If A Certain Magical Index is a wild, unfocused exposition of superpowered fantasy, then its spin-off A Certain Scientific Railgun is a slightly more grounded work that mixes in character development and an actual plot. I’ve always preferred Railgun to Index for that reason – superpowers are more fun when you care about who’s wielding them. The continuation, A Certain Scientific Railgun S, takes the same approach as the first season but moves away from the mostly lighthearted feel of the original.
Railgun S is an apt title as the new series is a tale of sisters. The majority of the show is spent building up the Sisters arc, which spans 16 of the 24 episodes, and with repercussions being felt through the remaining eight. Index covered this arc in its first season, but given the fast food, slick-ass, Persian bazaar manner with which that show handles its story, the Sisters arc only got five episodes. What Railgun S does is get into the mind of its heroine Mikoto Misaka, and show why the events unfold as they do.
While all that is great, I’m less appreciative of the fact that there’s not a ton of new material. Railgun S does provide more (and better) character development for Mikoto and her cloned “sisters” but ultimately, there won’t be any surprises for anyone who’s seen Index. I felt like there wasn’t much of an alternate perspective; rather just the same story stretched out over more episodes (albeit with better writing).
The Sisters arc eschews the girl power dynamic of Railgun in favor of a one-girl show, and takes on a somber, dark tone. It’s very much the antithesis of the core belief system shown in Railgun. This acts as a setup for the grand moral of the series, which plays out in the last handful of episodes. That becomes another tale of sisters, but with Mikoto wiser from the lessons learned in the first arc. The payoff reaffirms the idea that Railgun has always espoused: that there is power in friendship which can overcome the strongest villainy.
It does make me wonder, though, how much better off Mikoto would have been if she had involved her friends in the fight against Accelerator.

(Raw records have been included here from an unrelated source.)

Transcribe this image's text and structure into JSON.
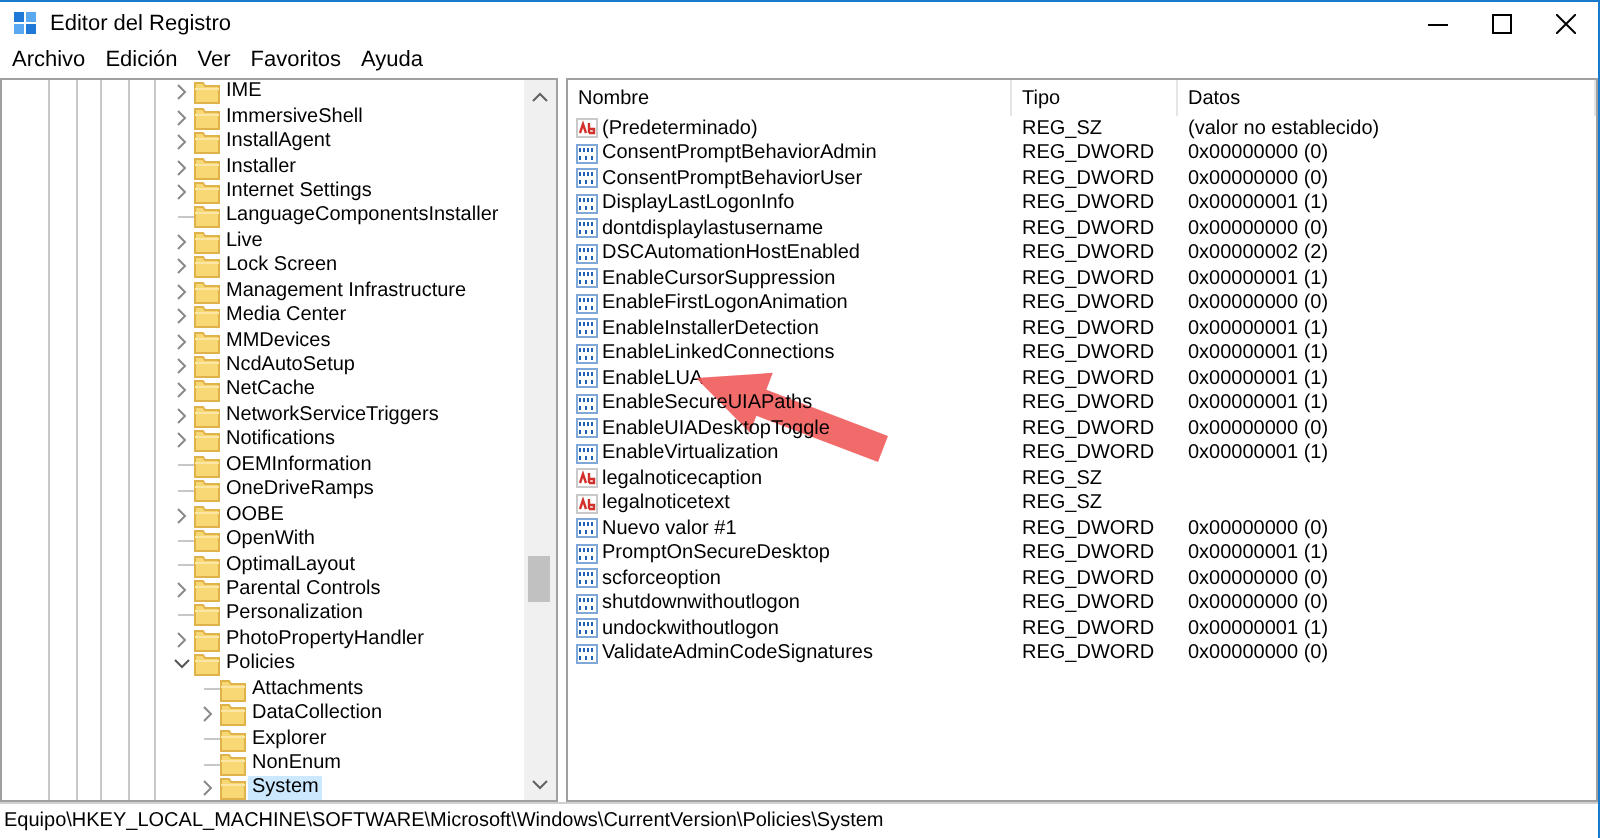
{
  "window": {
    "title": "Editor del Registro"
  },
  "menu": [
    "Archivo",
    "Edición",
    "Ver",
    "Favoritos",
    "Ayuda"
  ],
  "tree": [
    {
      "label": "IME",
      "expandable": true,
      "expanded": false,
      "selected": false
    },
    {
      "label": "ImmersiveShell",
      "expandable": true,
      "expanded": false,
      "selected": false
    },
    {
      "label": "InstallAgent",
      "expandable": true,
      "expanded": false,
      "selected": false
    },
    {
      "label": "Installer",
      "expandable": true,
      "expanded": false,
      "selected": false
    },
    {
      "label": "Internet Settings",
      "expandable": true,
      "expanded": false,
      "selected": false
    },
    {
      "label": "LanguageComponentsInstaller",
      "expandable": false,
      "selected": false
    },
    {
      "label": "Live",
      "expandable": true,
      "expanded": false,
      "selected": false
    },
    {
      "label": "Lock Screen",
      "expandable": true,
      "expanded": false,
      "selected": false
    },
    {
      "label": "Management Infrastructure",
      "expandable": true,
      "expanded": false,
      "selected": false
    },
    {
      "label": "Media Center",
      "expandable": true,
      "expanded": false,
      "selected": false
    },
    {
      "label": "MMDevices",
      "expandable": true,
      "expanded": false,
      "selected": false
    },
    {
      "label": "NcdAutoSetup",
      "expandable": true,
      "expanded": false,
      "selected": false
    },
    {
      "label": "NetCache",
      "expandable": true,
      "expanded": false,
      "selected": false
    },
    {
      "label": "NetworkServiceTriggers",
      "expandable": true,
      "expanded": false,
      "selected": false
    },
    {
      "label": "Notifications",
      "expandable": true,
      "expanded": false,
      "selected": false
    },
    {
      "label": "OEMInformation",
      "expandable": false,
      "selected": false
    },
    {
      "label": "OneDriveRamps",
      "expandable": false,
      "selected": false
    },
    {
      "label": "OOBE",
      "expandable": true,
      "expanded": false,
      "selected": false
    },
    {
      "label": "OpenWith",
      "expandable": false,
      "selected": false
    },
    {
      "label": "OptimalLayout",
      "expandable": false,
      "selected": false
    },
    {
      "label": "Parental Controls",
      "expandable": true,
      "expanded": false,
      "selected": false
    },
    {
      "label": "Personalization",
      "expandable": false,
      "selected": false
    },
    {
      "label": "PhotoPropertyHandler",
      "expandable": true,
      "expanded": false,
      "selected": false
    },
    {
      "label": "Policies",
      "expandable": true,
      "expanded": true,
      "selected": false,
      "children": [
        {
          "label": "Attachments",
          "expandable": false,
          "selected": false
        },
        {
          "label": "DataCollection",
          "expandable": true,
          "expanded": false,
          "selected": false
        },
        {
          "label": "Explorer",
          "expandable": false,
          "selected": false
        },
        {
          "label": "NonEnum",
          "expandable": false,
          "selected": false
        },
        {
          "label": "System",
          "expandable": true,
          "expanded": false,
          "selected": true
        }
      ]
    }
  ],
  "list": {
    "columns": [
      "Nombre",
      "Tipo",
      "Datos"
    ],
    "rows": [
      {
        "kind": "sz",
        "name": "(Predeterminado)",
        "type": "REG_SZ",
        "data": "(valor no establecido)"
      },
      {
        "kind": "dword",
        "name": "ConsentPromptBehaviorAdmin",
        "type": "REG_DWORD",
        "data": "0x00000000 (0)"
      },
      {
        "kind": "dword",
        "name": "ConsentPromptBehaviorUser",
        "type": "REG_DWORD",
        "data": "0x00000000 (0)"
      },
      {
        "kind": "dword",
        "name": "DisplayLastLogonInfo",
        "type": "REG_DWORD",
        "data": "0x00000001 (1)"
      },
      {
        "kind": "dword",
        "name": "dontdisplaylastusername",
        "type": "REG_DWORD",
        "data": "0x00000000 (0)"
      },
      {
        "kind": "dword",
        "name": "DSCAutomationHostEnabled",
        "type": "REG_DWORD",
        "data": "0x00000002 (2)"
      },
      {
        "kind": "dword",
        "name": "EnableCursorSuppression",
        "type": "REG_DWORD",
        "data": "0x00000001 (1)"
      },
      {
        "kind": "dword",
        "name": "EnableFirstLogonAnimation",
        "type": "REG_DWORD",
        "data": "0x00000000 (0)"
      },
      {
        "kind": "dword",
        "name": "EnableInstallerDetection",
        "type": "REG_DWORD",
        "data": "0x00000001 (1)"
      },
      {
        "kind": "dword",
        "name": "EnableLinkedConnections",
        "type": "REG_DWORD",
        "data": "0x00000001 (1)"
      },
      {
        "kind": "dword",
        "name": "EnableLUA",
        "type": "REG_DWORD",
        "data": "0x00000001 (1)",
        "arrow": true
      },
      {
        "kind": "dword",
        "name": "EnableSecureUIAPaths",
        "type": "REG_DWORD",
        "data": "0x00000001 (1)"
      },
      {
        "kind": "dword",
        "name": "EnableUIADesktopToggle",
        "type": "REG_DWORD",
        "data": "0x00000000 (0)"
      },
      {
        "kind": "dword",
        "name": "EnableVirtualization",
        "type": "REG_DWORD",
        "data": "0x00000001 (1)"
      },
      {
        "kind": "sz",
        "name": "legalnoticecaption",
        "type": "REG_SZ"
      },
      {
        "kind": "sz",
        "name": "legalnoticetext",
        "type": "REG_SZ"
      },
      {
        "kind": "dword",
        "name": "Nuevo valor #1",
        "type": "REG_DWORD",
        "data": "0x00000000 (0)"
      },
      {
        "kind": "dword",
        "name": "PromptOnSecureDesktop",
        "type": "REG_DWORD",
        "data": "0x00000001 (1)"
      },
      {
        "kind": "dword",
        "name": "scforceoption",
        "type": "REG_DWORD",
        "data": "0x00000000 (0)"
      },
      {
        "kind": "dword",
        "name": "shutdownwithoutlogon",
        "type": "REG_DWORD",
        "data": "0x00000000 (0)"
      },
      {
        "kind": "dword",
        "name": "undockwithoutlogon",
        "type": "REG_DWORD",
        "data": "0x00000001 (1)"
      },
      {
        "kind": "dword",
        "name": "ValidateAdminCodeSignatures",
        "type": "REG_DWORD",
        "data": "0x00000000 (0)"
      }
    ]
  },
  "status_bar": "Equipo\\HKEY_LOCAL_MACHINE\\SOFTWARE\\Microsoft\\Windows\\CurrentVersion\\Policies\\System"
}
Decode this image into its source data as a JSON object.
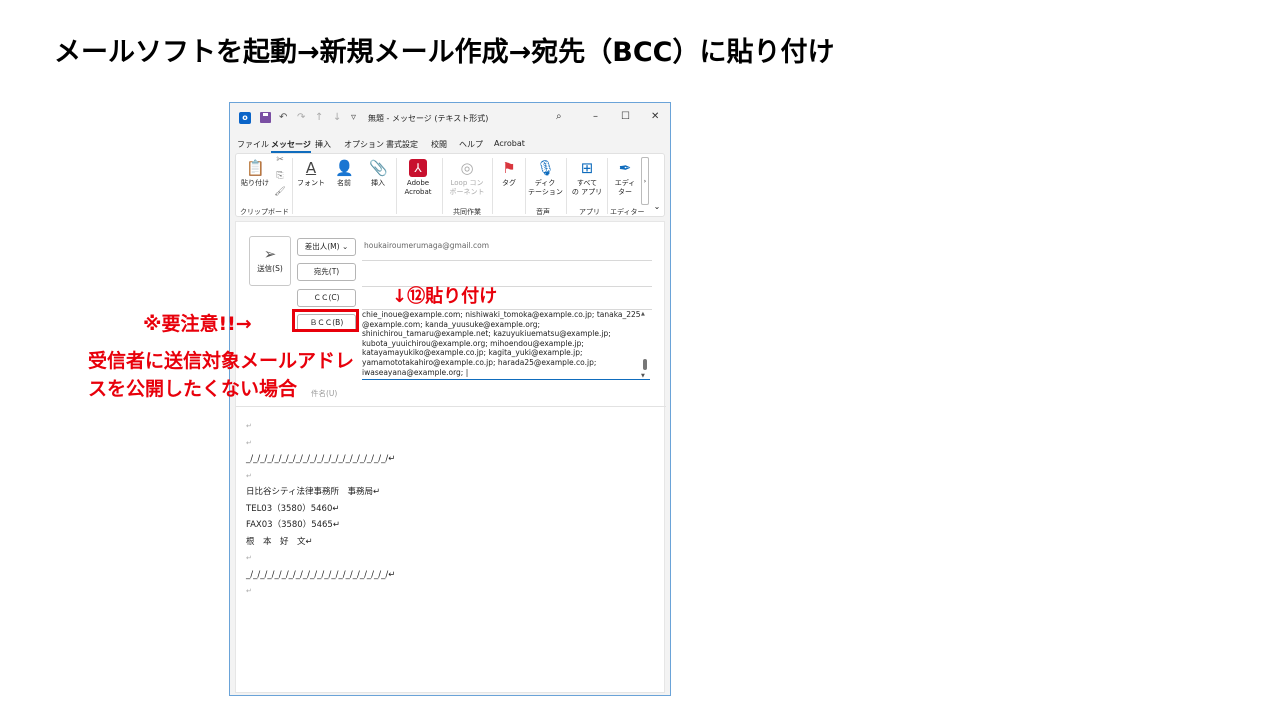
{
  "slide_title": "メールソフトを起動→新規メール作成→宛先（BCC）に貼り付け",
  "window": {
    "title": "無題 - メッセージ (テキスト形式)",
    "qat": {
      "undo": "↶",
      "redo": "↷",
      "up": "↑",
      "down": "↓",
      "more": "▿"
    },
    "search_glyph": "⌕",
    "minimize": "–",
    "maximize": "☐",
    "close": "✕",
    "menu": [
      "ファイル",
      "メッセージ",
      "挿入",
      "オプション",
      "書式設定",
      "校閲",
      "ヘルプ",
      "Acrobat"
    ],
    "active_menu_index": 1
  },
  "ribbon": {
    "paste": "貼り付け",
    "font": "フォント",
    "names": "名前",
    "insert": "挿入",
    "adobe_line1": "Adobe",
    "adobe_line2": "Acrobat",
    "loop_line1": "Loop コン",
    "loop_line2": "ポーネント",
    "tag": "タグ",
    "dictate_line1": "ディク",
    "dictate_line2": "テーション",
    "apps_line1": "すべて",
    "apps_line2": "の アプリ",
    "editor_line1": "エディ",
    "editor_line2": "ター",
    "group_clipboard": "クリップボード",
    "group_collab": "共同作業",
    "group_voice": "音声",
    "group_apps": "アプリ",
    "group_editor": "エディター"
  },
  "compose": {
    "send": "送信(S)",
    "from_btn": "差出人(M) ⌄",
    "from_value": "houkairoumerumaga@gmail.com",
    "to_btn": "宛先(T)",
    "cc_btn": "ＣＣ(C)",
    "bcc_btn": "ＢＣＣ(B)",
    "bcc_lines": [
      "chie_inoue@example.com; nishiwaki_tomoka@example.co.jp; tanaka_225",
      "@example.com; kanda_yuusuke@example.org;",
      "shinichirou_tamaru@example.net; kazuyukiuematsu@example.jp;",
      "kubota_yuuichirou@example.org; mihoendou@example.jp;",
      "katayamayukiko@example.co.jp; kagita_yuki@example.jp;",
      "yamamototakahiro@example.co.jp; harada25@example.co.jp;",
      "iwaseayana@example.org; |"
    ],
    "subject_label": "件名(U)",
    "body_lines": [
      "↵",
      "↵",
      "_/_/_/_/_/_/_/_/_/_/_/_/_/_/_/_/_/_/_/_/↵",
      "↵",
      "日比谷シティ法律事務所　事務局↵",
      "TEL03（3580）5460↵",
      "FAX03（3580）5465↵",
      "根　本　好　文↵",
      "↵",
      "_/_/_/_/_/_/_/_/_/_/_/_/_/_/_/_/_/_/_/_/↵",
      "↵"
    ]
  },
  "annotations": {
    "paste_step": "↓⑫貼り付け",
    "caution": "※要注意!!→",
    "explain": "受信者に送信対象メールアドレスを公開したくない場合"
  },
  "colors": {
    "annotation_red": "#e8000b",
    "accent_blue": "#0f6cbd",
    "window_border": "#6aa3d8"
  }
}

Something about the show’s lesson rings false when you need to essentially rely on the deus ex machina of Touma Kamijou to defeat the strongest villain.
Whatever the case may be, I like that Railgun S never strays too far from its power-of-love, strength-in-friendship themes. We see various plots and subplots play out, good guys and bad guys come and go, but the show is ever ready to remind us of what makes these characters so endearing.